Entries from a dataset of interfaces
__________

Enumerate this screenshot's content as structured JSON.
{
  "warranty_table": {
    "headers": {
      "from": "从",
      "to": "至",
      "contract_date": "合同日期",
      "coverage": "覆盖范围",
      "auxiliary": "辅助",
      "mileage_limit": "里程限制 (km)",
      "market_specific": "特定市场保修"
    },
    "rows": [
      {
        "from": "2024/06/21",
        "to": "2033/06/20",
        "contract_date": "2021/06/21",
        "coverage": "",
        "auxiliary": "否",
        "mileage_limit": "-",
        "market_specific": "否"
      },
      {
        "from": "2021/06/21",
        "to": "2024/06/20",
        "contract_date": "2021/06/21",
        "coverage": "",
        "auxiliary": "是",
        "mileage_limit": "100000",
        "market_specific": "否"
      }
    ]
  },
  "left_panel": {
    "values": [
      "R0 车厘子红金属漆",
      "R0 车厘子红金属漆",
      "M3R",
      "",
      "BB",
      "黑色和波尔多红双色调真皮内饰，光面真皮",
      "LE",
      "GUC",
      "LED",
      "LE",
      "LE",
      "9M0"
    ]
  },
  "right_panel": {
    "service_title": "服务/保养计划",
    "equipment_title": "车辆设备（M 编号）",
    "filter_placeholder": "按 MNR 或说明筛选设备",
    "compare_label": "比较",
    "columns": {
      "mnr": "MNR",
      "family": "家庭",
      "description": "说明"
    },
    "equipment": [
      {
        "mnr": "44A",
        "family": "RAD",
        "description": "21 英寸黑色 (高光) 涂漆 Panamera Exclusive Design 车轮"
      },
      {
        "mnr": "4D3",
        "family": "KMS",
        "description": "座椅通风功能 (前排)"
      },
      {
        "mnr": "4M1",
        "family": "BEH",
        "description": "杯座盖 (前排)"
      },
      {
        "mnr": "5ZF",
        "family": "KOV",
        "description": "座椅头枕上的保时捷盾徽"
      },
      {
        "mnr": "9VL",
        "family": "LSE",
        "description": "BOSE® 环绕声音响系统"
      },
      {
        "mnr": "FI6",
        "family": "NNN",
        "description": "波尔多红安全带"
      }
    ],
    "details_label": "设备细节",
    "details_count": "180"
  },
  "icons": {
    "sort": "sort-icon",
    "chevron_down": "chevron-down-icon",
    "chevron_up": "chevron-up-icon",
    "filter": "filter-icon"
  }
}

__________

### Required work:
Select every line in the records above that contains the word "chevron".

### Response box:
    "chevron_down": "chevron-down-icon",
    "chevron_up": "chevron-up-icon",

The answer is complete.